- **Exercise aim**: Return the full listing word for word, but drop every picture from it.
----------------
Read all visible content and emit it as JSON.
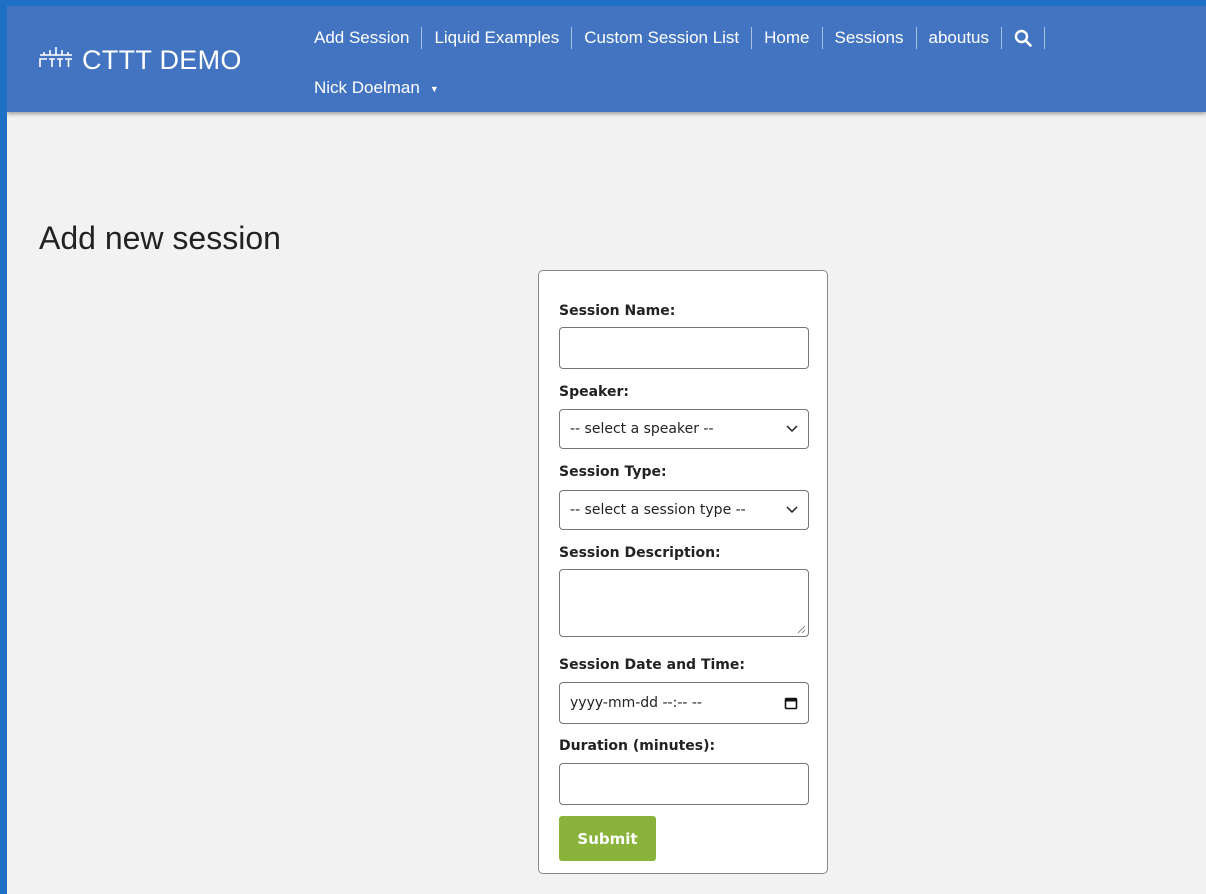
{
  "navbar": {
    "brand": "CTTT DEMO",
    "brand_icon": "cttt-logo-icon",
    "links": [
      "Add Session",
      "Liquid Examples",
      "Custom Session List",
      "Home",
      "Sessions",
      "aboutus"
    ],
    "search_icon": "search-icon",
    "user_name": "Nick Doelman",
    "user_caret_icon": "caret-down-icon"
  },
  "page": {
    "title": "Add new session"
  },
  "form": {
    "session_name": {
      "label": "Session Name:",
      "value": ""
    },
    "speaker": {
      "label": "Speaker:",
      "selected": "-- select a speaker --"
    },
    "session_type": {
      "label": "Session Type:",
      "selected": "-- select a session type --"
    },
    "description": {
      "label": "Session Description:",
      "value": ""
    },
    "date_time": {
      "label": "Session Date and Time:",
      "placeholder": "yyyy-mm-dd --:-- --"
    },
    "duration": {
      "label": "Duration (minutes):",
      "value": ""
    },
    "submit_label": "Submit"
  },
  "colors": {
    "outer_background": "#1f6fc5",
    "navbar": "#4374c1",
    "page_background": "#f2f2f2",
    "submit_button": "#8ab33c"
  }
}
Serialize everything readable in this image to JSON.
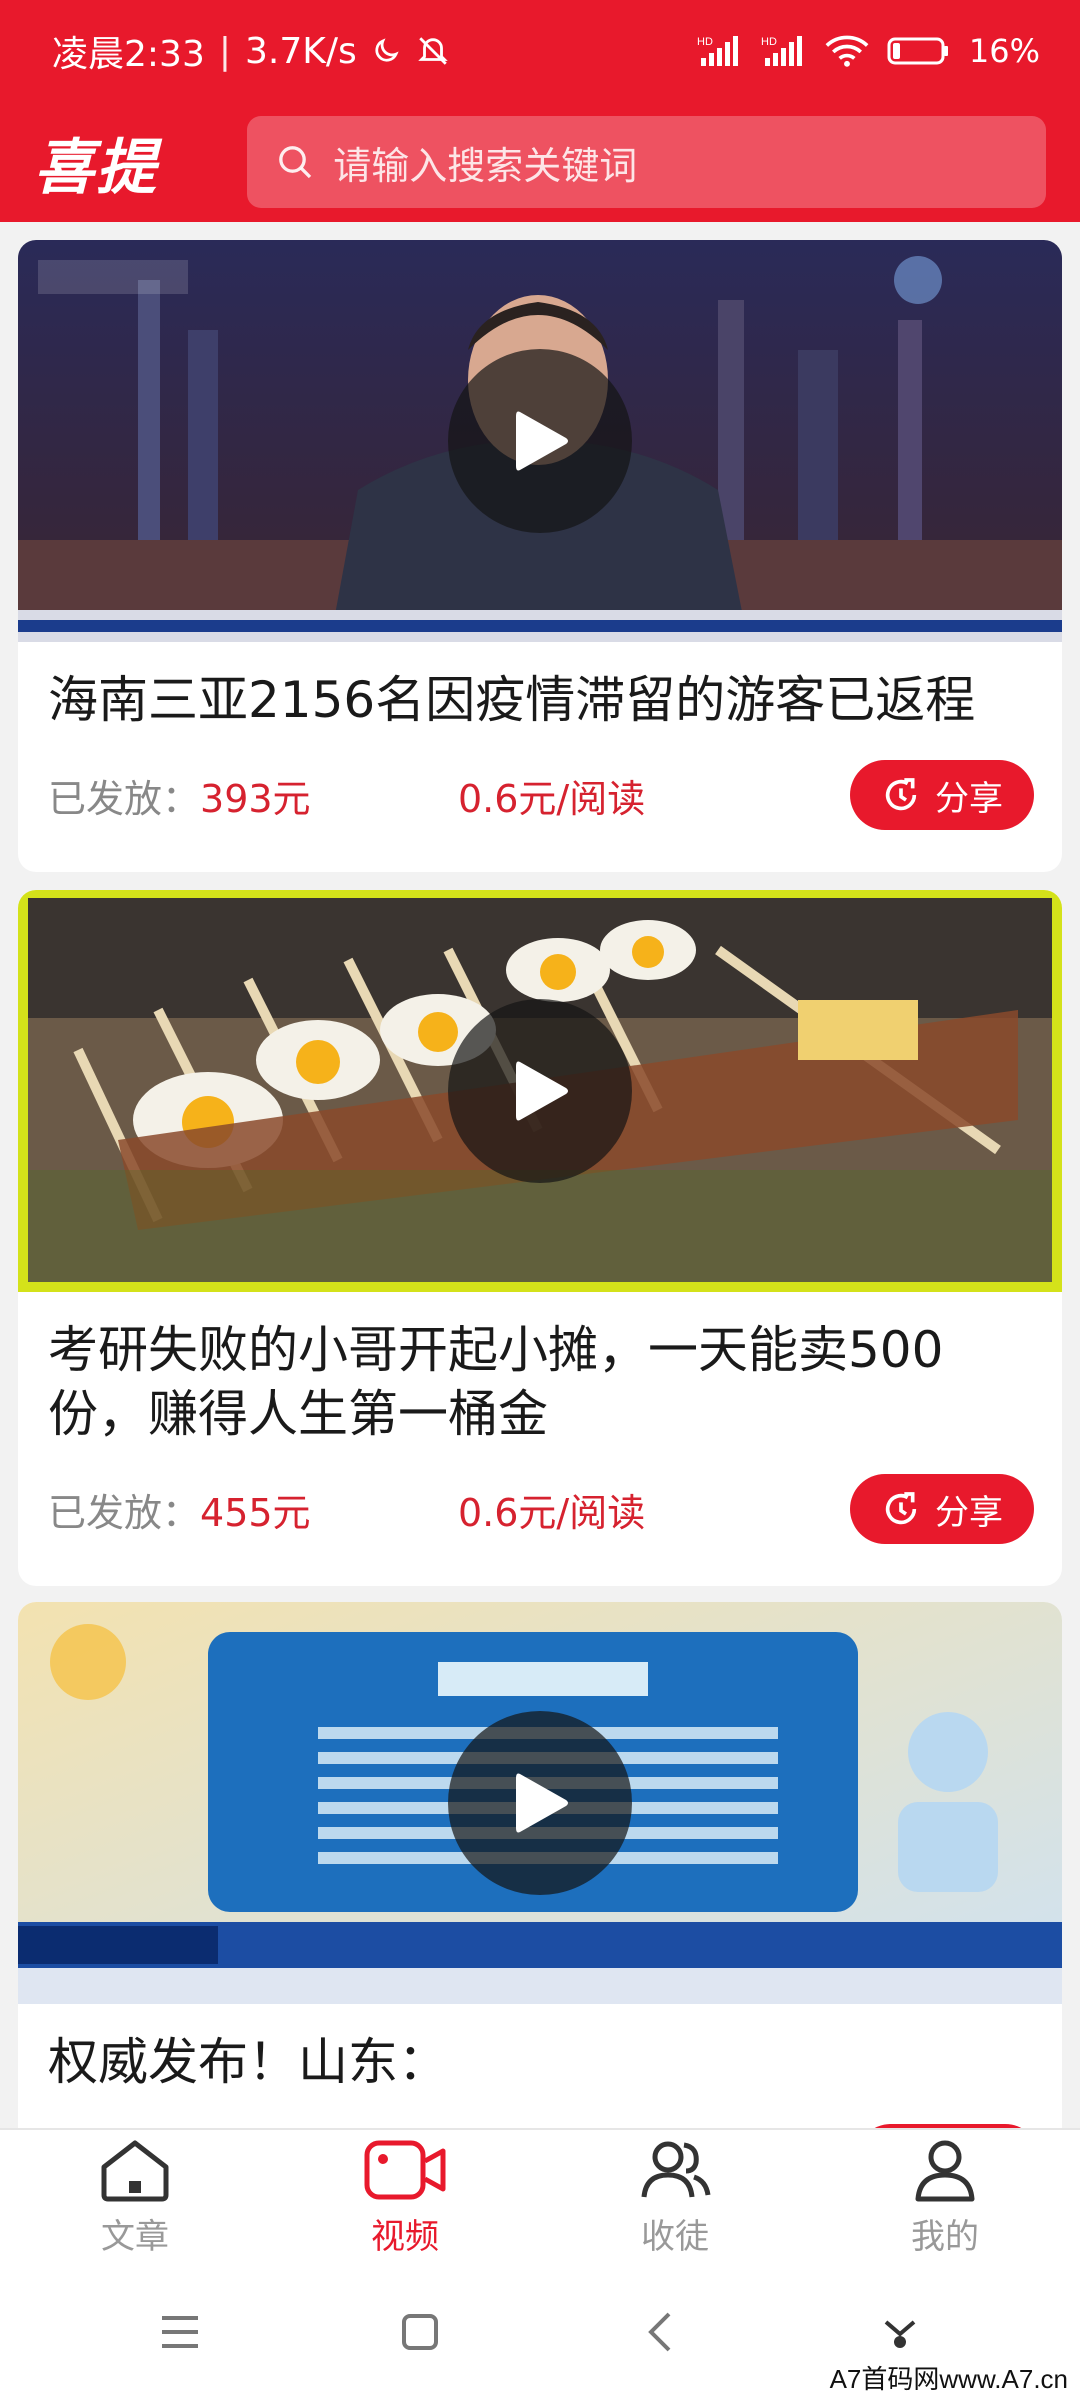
{
  "status_bar": {
    "time": "凌晨2:33",
    "net_speed": "3.7K/s",
    "battery": "16%",
    "icons": [
      "moon-icon",
      "mute-icon",
      "hd-signal-icon",
      "hd-signal-icon",
      "wifi-icon",
      "battery-icon"
    ]
  },
  "header": {
    "logo": "喜提",
    "search_placeholder": "请输入搜索关键词"
  },
  "feed": {
    "published_label": "已发放：",
    "items": [
      {
        "title": "海南三亚2156名因疫情滞留的游客已返程",
        "amount": "393元",
        "rate": "0.6元/阅读",
        "share": "分享"
      },
      {
        "title": "考研失败的小哥开起小摊，一天能卖500份，赚得人生第一桶金",
        "amount": "455元",
        "rate": "0.6元/阅读",
        "share": "分享"
      },
      {
        "title": "权威发布！山东：",
        "amount": "",
        "rate": "",
        "share": ""
      }
    ]
  },
  "tabs": [
    {
      "label": "文章",
      "icon": "home-icon"
    },
    {
      "label": "视频",
      "icon": "video-icon",
      "active": true
    },
    {
      "label": "收徒",
      "icon": "users-icon"
    },
    {
      "label": "我的",
      "icon": "person-icon"
    }
  ],
  "watermark": "A7首码网www.A7.cn",
  "colors": {
    "brand": "#e8192c",
    "price": "#d6222f"
  }
}
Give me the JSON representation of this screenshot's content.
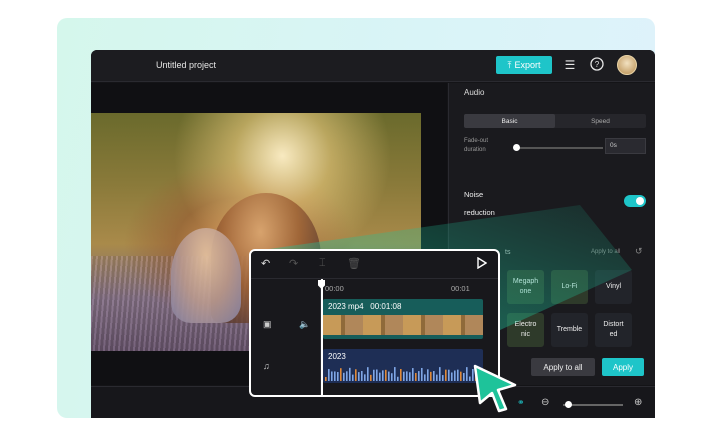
{
  "app": {
    "project_title": "Untitled project",
    "export_label": "Export",
    "export_icon": "upload-icon",
    "toolbar_icons": [
      "layers-icon",
      "help-icon",
      "avatar"
    ]
  },
  "audio_panel": {
    "section_title": "Audio",
    "tabs": [
      {
        "label": "Basic",
        "active": true
      },
      {
        "label": "Speed",
        "active": false
      }
    ],
    "fade_out_label": "Fade-out\nduration",
    "fade_out_value": "0s",
    "noise_label_line1": "Noise",
    "noise_label_line2": "reduction",
    "noise_reduction_on": true,
    "effects_label": "ts",
    "apply_to_all_small": "Apply to all",
    "effects": [
      {
        "label": "Megaph\none"
      },
      {
        "label": "Lo-Fi"
      },
      {
        "label": "Vinyl"
      },
      {
        "label": "Electro\nnic"
      },
      {
        "label": "Tremble"
      },
      {
        "label": "Distort\ned"
      }
    ],
    "apply_to_all_button": "Apply to all",
    "apply_button": "Apply"
  },
  "timeline": {
    "ruler_start": "00:00",
    "ruler_end": "00:01",
    "video_clip_label": "2023 mp4   00:01:08",
    "audio_clip_label": "2023"
  },
  "colors": {
    "accent": "#1ec5c9",
    "app_bg": "#141417",
    "video_clip": "#175d5a",
    "audio_clip": "#1e2e55",
    "backdrop": "#d5f7ec",
    "cursor": "#1ec39a"
  }
}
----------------
- **The completed task**:
Read all visible content and emit it as JSON.
{
  "navbar": {
    "brand": "CTTT DEMO",
    "brand_icon": "cttt-logo-icon",
    "links": [
      "Add Session",
      "Liquid Examples",
      "Custom Session List",
      "Home",
      "Sessions",
      "aboutus"
    ],
    "search_icon": "search-icon",
    "user_name": "Nick Doelman",
    "user_caret_icon": "caret-down-icon"
  },
  "page": {
    "title": "Add new session"
  },
  "form": {
    "session_name": {
      "label": "Session Name:",
      "value": ""
    },
    "speaker": {
      "label": "Speaker:",
      "selected": "-- select a speaker --"
    },
    "session_type": {
      "label": "Session Type:",
      "selected": "-- select a session type --"
    },
    "description": {
      "label": "Session Description:",
      "value": ""
    },
    "date_time": {
      "label": "Session Date and Time:",
      "placeholder": "yyyy-mm-dd --:-- --"
    },
    "duration": {
      "label": "Duration (minutes):",
      "value": ""
    },
    "submit_label": "Submit"
  },
  "colors": {
    "outer_background": "#1f6fc5",
    "navbar": "#4374c1",
    "page_background": "#f2f2f2",
    "submit_button": "#8ab33c"
  }
}
Serialize everything readable in this image to JSON.
{
  "status_bar": {
    "time": "凌晨2:33",
    "net_speed": "3.7K/s",
    "battery": "16%",
    "icons": [
      "moon-icon",
      "mute-icon",
      "hd-signal-icon",
      "hd-signal-icon",
      "wifi-icon",
      "battery-icon"
    ]
  },
  "header": {
    "logo": "喜提",
    "search_placeholder": "请输入搜索关键词"
  },
  "feed": {
    "published_label": "已发放：",
    "items": [
      {
        "title": "海南三亚2156名因疫情滞留的游客已返程",
        "amount": "393元",
        "rate": "0.6元/阅读",
        "share": "分享"
      },
      {
        "title": "考研失败的小哥开起小摊，一天能卖500份，赚得人生第一桶金",
        "amount": "455元",
        "rate": "0.6元/阅读",
        "share": "分享"
      },
      {
        "title": "权威发布！山东：",
        "amount": "",
        "rate": "",
        "share": ""
      }
    ]
  },
  "tabs": [
    {
      "label": "文章",
      "icon": "home-icon"
    },
    {
      "label": "视频",
      "icon": "video-icon",
      "active": true
    },
    {
      "label": "收徒",
      "icon": "users-icon"
    },
    {
      "label": "我的",
      "icon": "person-icon"
    }
  ],
  "watermark": "A7首码网www.A7.cn",
  "colors": {
    "brand": "#e8192c",
    "price": "#d6222f"
  }
}
Give me the JSON representation of this screenshot's content.
{
  "app": {
    "project_title": "Untitled project",
    "export_label": "Export",
    "export_icon": "upload-icon",
    "toolbar_icons": [
      "layers-icon",
      "help-icon",
      "avatar"
    ]
  },
  "audio_panel": {
    "section_title": "Audio",
    "tabs": [
      {
        "label": "Basic",
        "active": true
      },
      {
        "label": "Speed",
        "active": false
      }
    ],
    "fade_out_label": "Fade-out\nduration",
    "fade_out_value": "0s",
    "noise_label_line1": "Noise",
    "noise_label_line2": "reduction",
    "noise_reduction_on": true,
    "effects_label": "ts",
    "apply_to_all_small": "Apply to all",
    "effects": [
      {
        "label": "Megaph\none"
      },
      {
        "label": "Lo-Fi"
      },
      {
        "label": "Vinyl"
      },
      {
        "label": "Electro\nnic"
      },
      {
        "label": "Tremble"
      },
      {
        "label": "Distort\ned"
      }
    ],
    "apply_to_all_button": "Apply to all",
    "apply_button": "Apply"
  },
  "timeline": {
    "ruler_start": "00:00",
    "ruler_end": "00:01",
    "video_clip_label": "2023 mp4   00:01:08",
    "audio_clip_label": "2023"
  },
  "colors": {
    "accent": "#1ec5c9",
    "app_bg": "#141417",
    "video_clip": "#175d5a",
    "audio_clip": "#1e2e55",
    "backdrop": "#d5f7ec",
    "cursor": "#1ec39a"
  }
}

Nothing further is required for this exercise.